In challenging times, what options does a tenant have when paying rent can be difficult? Let me begin by saying, every commercial landlord wants their tenants to succeed and that no building ownership wants to see their tenant go out of business.
Not paying the rent, and winding up in default and then in breach of the lease is the worst thing a tenant can do. Not only may the tenant begin losing certain rights within the lease such as Options to Renew, but landlords become substantially less interested in negotiating a solution once rent becomes late.
In the case of COVID-19, the force majeure clause within a tenant's lease will probably offer no assistance as they generally and specifically do not protect a tenant against non payment of rent. Additionally, SARS and MERS epidemics insurance companies updated their policies to specifically exclude coverage for viruses, bacterium and other microorganisms. Business losses are also not covered under business interruption insurance because they require physical loss from a covered cause (ie. the covered cause is fire, the physical loss is the building).

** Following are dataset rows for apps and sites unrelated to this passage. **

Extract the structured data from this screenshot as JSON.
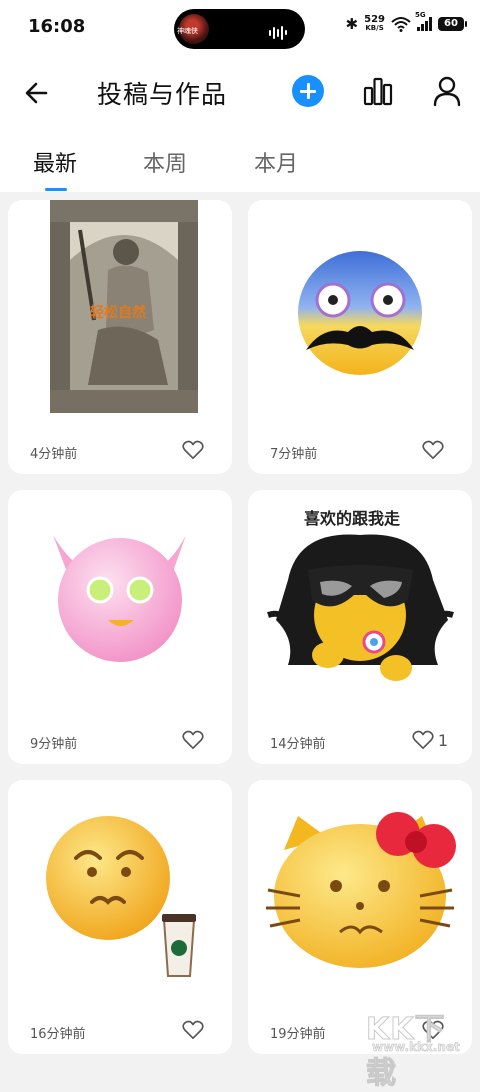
{
  "status": {
    "time": "16:08",
    "island_thumb_text": "神魂侠",
    "net_speed_value": "529",
    "net_speed_unit": "KB/S",
    "signal_tag": "5G",
    "battery": "60"
  },
  "header": {
    "title": "投稿与作品",
    "icons": [
      "back-arrow-icon",
      "plus-icon",
      "bar-chart-icon",
      "user-icon"
    ],
    "accent_color": "#1890ff"
  },
  "tabs": [
    {
      "label": "最新",
      "active": true
    },
    {
      "label": "本周",
      "active": false
    },
    {
      "label": "本月",
      "active": false
    }
  ],
  "cards": [
    {
      "image": "zeus-engraving",
      "overlay_text": "轻松自然",
      "time": "4分钟前",
      "likes": ""
    },
    {
      "image": "scared-mustache-emoji",
      "time": "7分钟前",
      "likes": ""
    },
    {
      "image": "pink-devil-emoji",
      "time": "9分钟前",
      "likes": ""
    },
    {
      "image": "sunglasses-longhair-emoji",
      "caption": "喜欢的跟我走",
      "time": "14分钟前",
      "likes": "1"
    },
    {
      "image": "smirk-coffee-emoji",
      "time": "16分钟前",
      "likes": ""
    },
    {
      "image": "hellokitty-emoji",
      "time": "19分钟前",
      "likes": ""
    }
  ],
  "watermark": {
    "text": "KK下载",
    "url": "www.kkx.net"
  }
}
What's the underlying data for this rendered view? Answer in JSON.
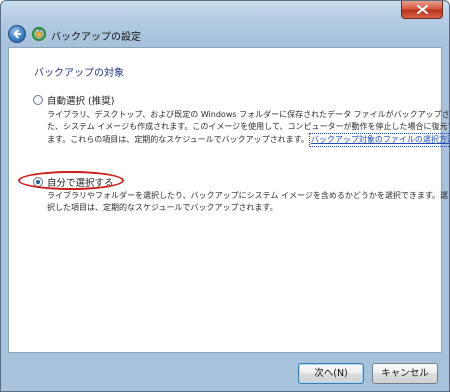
{
  "window": {
    "title": "バックアップの設定"
  },
  "content": {
    "heading": "バックアップの対象",
    "options": [
      {
        "label": "自動選択 (推奨)",
        "selected": false,
        "desc_lines": [
          "ライブラリ、デスクトップ、および既定の Windows フォルダーに保存されたデータ ファイルがバックアップされます。ま",
          "た、システム イメージも作成されます。このイメージを使用して、コンピューターが動作を停止した場合に復元でき",
          "ます。これらの項目は、定期的なスケジュールでバックアップされます。"
        ],
        "link": "バックアップ対象のファイルの選択方法"
      },
      {
        "label": "自分で選択する",
        "selected": true,
        "desc_lines": [
          "ライブラリやフォルダーを選択したり、バックアップにシステム イメージを含めるかどうかを選択できます。選",
          "択した項目は、定期的なスケジュールでバックアップされます。"
        ]
      }
    ]
  },
  "footer": {
    "next_label": "次へ(N)",
    "cancel_label": "キャンセル"
  },
  "colors": {
    "heading": "#1e3287",
    "link": "#1f4bb6",
    "annotation_ellipse": "#cc1f1a"
  },
  "icons": {
    "back": "back-arrow-icon",
    "app": "backup-icon",
    "close": "close-icon"
  }
}
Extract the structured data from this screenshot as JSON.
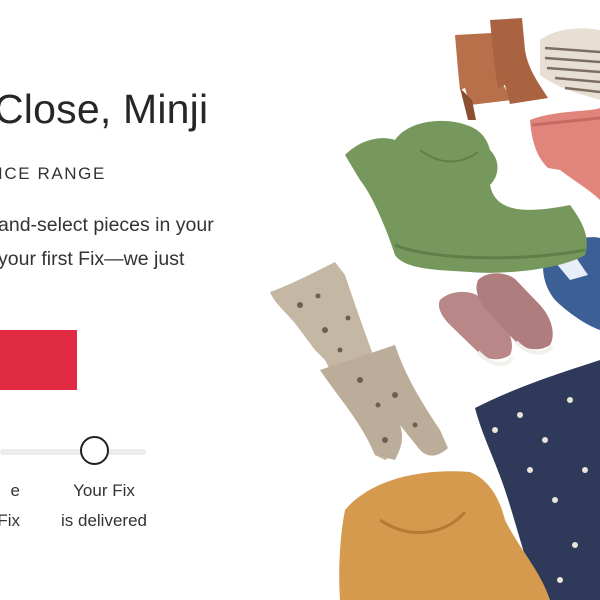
{
  "hero": {
    "heading": "Close, Minji",
    "eyebrow": "ICE RANGE",
    "body_lines": [
      "and-select pieces in your",
      "your first Fix—we just"
    ],
    "cta_label": ""
  },
  "steps": {
    "left_lines": [
      "e",
      "Fix"
    ],
    "right_lines": [
      "Your Fix",
      "is delivered"
    ]
  },
  "colors": {
    "cta": "#e02b43",
    "heading": "#262626"
  }
}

The best approach is for the tenant and their representative to be proactive and begin discussions with the landlord as early as possible, before there's a default. Wise landlords understand that it's smart business to help their tenants get through a rough patch. If they can help keep them in business, the future income they'll collect over the long term will far eclipse the temporary economic relief they may need to provide in the short term. They understand that it's better to have "a percentage of something, instead of 100% of nothing".
In light of the current COVID-19 crisis, many lenders and insurance companies are proactively reaching out to commercial building owners and offering 30 to 60-day deferrals of their mortgage payments and insurance premiums, respectively. Additionally, many investors in commercial buildings are temporarily deferring their profit distributions. This is giving some landlords much needed flexibility to be able to work with their tenants and develop an assistance package. Ultimately though, all of the buildings we are negotiating with are run by good people, with good intentions and they know that this is the time for us all to pull together and help each other weather this storm.
Below are some of the successful strategies that we use to negotiate forgiven or deferred rent on behalf of our clients:
- Free rent: As it suggests, we simply ask the landlord to forgive rental payments for a period of time (ex. 1-3 months).
- Free rent with added term: The landlord gives the tenant free rent, but then amends the lease to extend the term by the number of months of free rent given.
- Rent deferment with amortization: Rent is deferred for a period of time and the value of the deferment is then amortized over the remaining months of the lease or a set schedule (ex. The deferred amount is paid back over the next six months).
- Discounted rent: In lieu of free rent, the landlord allows the tenant to pay a percentage of what they're required to pay (ex. 50%). This is a great hybrid solution because it can provide some relief for the tenant while helping the landlord to keep some income coming in to cover the operational costs of running the building. This approach can then be combined with any of the other strategies above (ex. 6 months of 1/2 rent with 3 months of paid rent added to the final months of the lease.
- Security deposit conversion: The landlord agrees to apply the tenant's cash security deposit towards rent. This is especially effective for tenants who do not have much term remaining on their lease.
Again, I can't stress enough how important it is for the tenant to avoid non payment of rent at all costs, and to consult with their tenant representative to explore all options, including engaging their landlord to develop a solution. An appeal to not only a landlord's keen business sense, but also to their humanity is the key to achieving assistance through these uncertain times.